▶ **Assignment**:
Review the material line by line. Identify and copy every line that contains the string "Sprint".

▶ **Information provided**:
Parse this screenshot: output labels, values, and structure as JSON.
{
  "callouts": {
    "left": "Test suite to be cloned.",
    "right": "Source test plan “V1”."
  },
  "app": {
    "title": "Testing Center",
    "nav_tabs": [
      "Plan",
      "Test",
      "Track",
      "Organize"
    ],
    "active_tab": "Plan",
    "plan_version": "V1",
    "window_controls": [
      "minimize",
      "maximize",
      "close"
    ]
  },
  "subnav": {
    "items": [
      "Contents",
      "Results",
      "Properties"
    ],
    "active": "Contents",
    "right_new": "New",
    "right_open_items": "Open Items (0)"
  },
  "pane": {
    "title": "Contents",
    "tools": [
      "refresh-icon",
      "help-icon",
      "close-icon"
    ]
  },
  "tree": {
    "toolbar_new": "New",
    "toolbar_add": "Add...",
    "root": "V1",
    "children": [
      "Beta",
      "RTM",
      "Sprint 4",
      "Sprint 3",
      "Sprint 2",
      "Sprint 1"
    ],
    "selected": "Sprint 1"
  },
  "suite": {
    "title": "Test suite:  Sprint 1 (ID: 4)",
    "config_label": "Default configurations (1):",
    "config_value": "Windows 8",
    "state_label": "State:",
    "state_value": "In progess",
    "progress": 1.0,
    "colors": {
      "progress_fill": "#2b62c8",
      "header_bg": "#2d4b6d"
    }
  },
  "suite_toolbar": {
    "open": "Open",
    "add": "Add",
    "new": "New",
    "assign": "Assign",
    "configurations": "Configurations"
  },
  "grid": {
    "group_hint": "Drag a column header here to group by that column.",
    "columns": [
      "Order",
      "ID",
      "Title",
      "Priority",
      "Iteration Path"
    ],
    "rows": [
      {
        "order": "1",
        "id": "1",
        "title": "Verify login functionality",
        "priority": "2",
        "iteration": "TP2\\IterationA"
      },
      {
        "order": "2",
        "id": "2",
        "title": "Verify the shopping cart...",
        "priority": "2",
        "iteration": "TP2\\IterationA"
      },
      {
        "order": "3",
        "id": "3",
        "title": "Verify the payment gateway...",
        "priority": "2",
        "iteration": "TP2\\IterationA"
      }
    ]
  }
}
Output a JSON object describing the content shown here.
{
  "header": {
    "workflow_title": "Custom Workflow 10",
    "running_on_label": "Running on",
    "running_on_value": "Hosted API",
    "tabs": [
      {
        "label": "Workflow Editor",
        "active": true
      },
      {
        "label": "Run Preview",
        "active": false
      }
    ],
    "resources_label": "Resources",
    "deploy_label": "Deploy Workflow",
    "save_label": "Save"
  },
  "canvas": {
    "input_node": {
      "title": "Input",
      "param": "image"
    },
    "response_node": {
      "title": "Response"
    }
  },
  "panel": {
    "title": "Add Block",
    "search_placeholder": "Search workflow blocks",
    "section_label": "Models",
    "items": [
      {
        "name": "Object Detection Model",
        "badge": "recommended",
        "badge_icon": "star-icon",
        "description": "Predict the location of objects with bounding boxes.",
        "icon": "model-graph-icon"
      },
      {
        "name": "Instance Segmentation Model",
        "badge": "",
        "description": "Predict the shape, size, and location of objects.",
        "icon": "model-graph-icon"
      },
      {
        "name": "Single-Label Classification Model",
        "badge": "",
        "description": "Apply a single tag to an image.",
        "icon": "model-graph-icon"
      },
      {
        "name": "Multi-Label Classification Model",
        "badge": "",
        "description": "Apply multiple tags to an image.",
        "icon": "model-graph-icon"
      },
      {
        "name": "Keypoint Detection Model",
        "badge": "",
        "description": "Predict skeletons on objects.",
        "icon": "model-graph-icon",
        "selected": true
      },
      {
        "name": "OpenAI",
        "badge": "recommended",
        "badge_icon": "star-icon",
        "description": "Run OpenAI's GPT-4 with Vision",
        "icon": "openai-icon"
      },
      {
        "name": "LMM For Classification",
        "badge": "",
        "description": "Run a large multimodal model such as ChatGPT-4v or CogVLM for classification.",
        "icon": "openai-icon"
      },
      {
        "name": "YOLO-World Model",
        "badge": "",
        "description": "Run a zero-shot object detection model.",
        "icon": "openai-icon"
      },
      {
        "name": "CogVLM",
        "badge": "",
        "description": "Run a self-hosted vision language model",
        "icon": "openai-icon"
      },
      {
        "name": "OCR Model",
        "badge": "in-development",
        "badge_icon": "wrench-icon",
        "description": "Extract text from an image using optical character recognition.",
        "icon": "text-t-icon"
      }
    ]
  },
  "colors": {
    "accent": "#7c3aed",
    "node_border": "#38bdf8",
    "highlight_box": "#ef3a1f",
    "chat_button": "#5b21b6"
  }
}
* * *
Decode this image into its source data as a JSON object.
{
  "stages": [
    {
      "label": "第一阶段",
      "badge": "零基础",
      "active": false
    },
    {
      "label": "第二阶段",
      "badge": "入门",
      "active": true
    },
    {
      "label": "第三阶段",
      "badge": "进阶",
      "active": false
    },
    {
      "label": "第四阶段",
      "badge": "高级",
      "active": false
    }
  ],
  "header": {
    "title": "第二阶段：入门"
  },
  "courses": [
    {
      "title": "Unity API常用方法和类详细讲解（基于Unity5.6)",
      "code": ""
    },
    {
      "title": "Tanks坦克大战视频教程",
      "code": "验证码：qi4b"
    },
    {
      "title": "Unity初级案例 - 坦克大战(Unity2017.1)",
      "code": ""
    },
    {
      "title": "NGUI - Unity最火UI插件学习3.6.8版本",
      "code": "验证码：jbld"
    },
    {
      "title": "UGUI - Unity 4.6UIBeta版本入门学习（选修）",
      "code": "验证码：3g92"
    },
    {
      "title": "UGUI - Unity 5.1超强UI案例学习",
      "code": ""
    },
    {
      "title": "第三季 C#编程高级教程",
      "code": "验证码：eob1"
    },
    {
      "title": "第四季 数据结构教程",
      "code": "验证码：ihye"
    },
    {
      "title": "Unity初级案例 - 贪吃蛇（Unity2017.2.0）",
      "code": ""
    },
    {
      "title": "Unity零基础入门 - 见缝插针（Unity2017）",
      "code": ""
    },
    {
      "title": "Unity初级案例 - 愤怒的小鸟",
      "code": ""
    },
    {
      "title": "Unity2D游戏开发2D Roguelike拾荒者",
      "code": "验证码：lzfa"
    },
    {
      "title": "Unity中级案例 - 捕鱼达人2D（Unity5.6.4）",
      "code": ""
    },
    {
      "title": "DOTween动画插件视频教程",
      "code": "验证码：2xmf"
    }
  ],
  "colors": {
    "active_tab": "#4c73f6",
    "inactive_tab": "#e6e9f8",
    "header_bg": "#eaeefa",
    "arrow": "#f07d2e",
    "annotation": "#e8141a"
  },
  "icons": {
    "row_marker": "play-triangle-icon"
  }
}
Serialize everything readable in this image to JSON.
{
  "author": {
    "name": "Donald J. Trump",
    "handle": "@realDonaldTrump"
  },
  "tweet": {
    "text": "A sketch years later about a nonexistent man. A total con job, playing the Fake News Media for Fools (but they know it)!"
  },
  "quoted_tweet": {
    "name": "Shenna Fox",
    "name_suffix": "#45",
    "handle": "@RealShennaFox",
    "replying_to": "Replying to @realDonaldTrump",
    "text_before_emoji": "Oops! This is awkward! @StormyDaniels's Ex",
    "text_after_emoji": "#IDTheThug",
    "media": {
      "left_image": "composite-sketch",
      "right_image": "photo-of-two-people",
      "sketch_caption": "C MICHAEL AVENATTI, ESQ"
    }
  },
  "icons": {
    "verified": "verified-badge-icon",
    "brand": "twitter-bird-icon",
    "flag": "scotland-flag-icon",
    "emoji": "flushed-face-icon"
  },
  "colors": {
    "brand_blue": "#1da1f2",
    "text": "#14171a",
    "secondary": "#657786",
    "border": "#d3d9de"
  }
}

▶ **Answer for the task**:
      "Sprint 4",
      "Sprint 3",
      "Sprint 2",
      "Sprint 1"
    "selected": "Sprint 1"
    "title": "Test suite:  Sprint 1 (ID: 4)",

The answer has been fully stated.